Task instructions:
Every line below that has the string "items" needs to be copied.

○ ○ ○

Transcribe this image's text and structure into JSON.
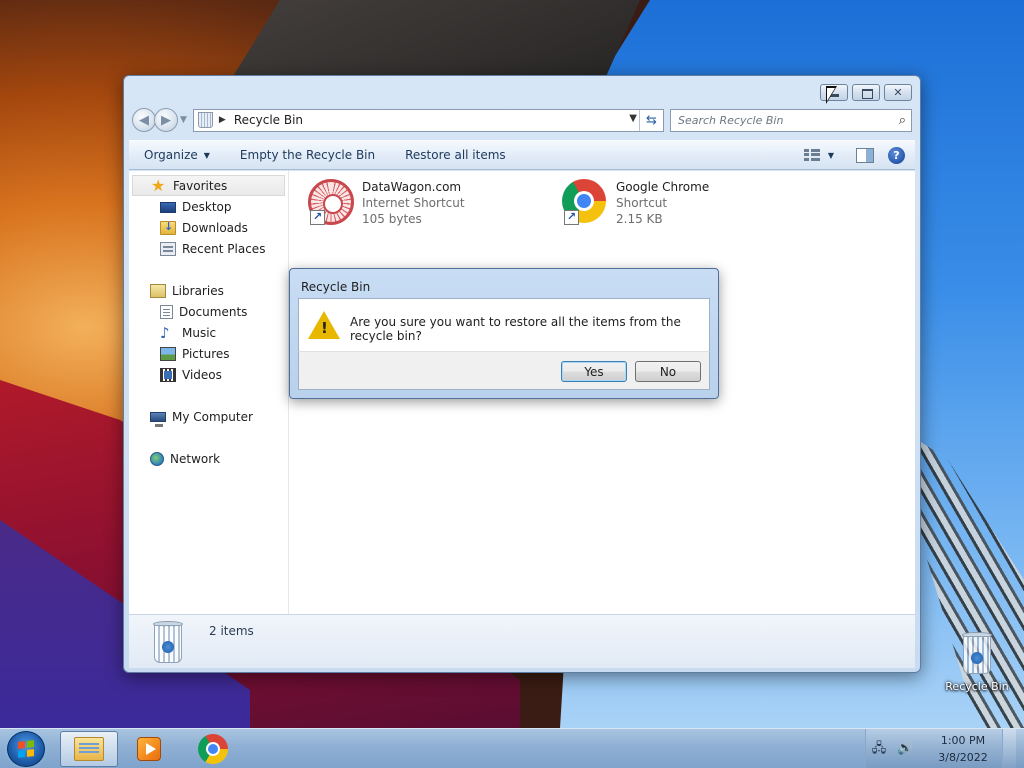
{
  "window": {
    "address_crumb": "Recycle Bin",
    "search_placeholder": "Search Recycle Bin"
  },
  "toolbar": {
    "organize": "Organize",
    "empty_bin": "Empty the Recycle Bin",
    "restore_all": "Restore all items"
  },
  "nav": {
    "favorites": "Favorites",
    "desktop": "Desktop",
    "downloads": "Downloads",
    "recent_places": "Recent Places",
    "libraries": "Libraries",
    "documents": "Documents",
    "music": "Music",
    "pictures": "Pictures",
    "videos": "Videos",
    "my_computer": "My Computer",
    "network": "Network"
  },
  "files": [
    {
      "name": "DataWagon.com",
      "type": "Internet Shortcut",
      "size": "105 bytes",
      "icon": "datawagon-icon"
    },
    {
      "name": "Google Chrome",
      "type": "Shortcut",
      "size": "2.15 KB",
      "icon": "chrome-icon"
    }
  ],
  "status": {
    "count": "2 items"
  },
  "dialog": {
    "title": "Recycle Bin",
    "message": "Are you sure you want to restore all the items from the recycle bin?",
    "yes": "Yes",
    "no": "No"
  },
  "desktop_icon": {
    "label": "Recycle Bin"
  },
  "clock": {
    "time": "1:00 PM",
    "date": "3/8/2022"
  }
}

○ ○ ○

Solution to this exercise:
    "restore_all": "Restore all items"
    "count": "2 items"
    "message": "Are you sure you want to restore all the items from the recycle bin?",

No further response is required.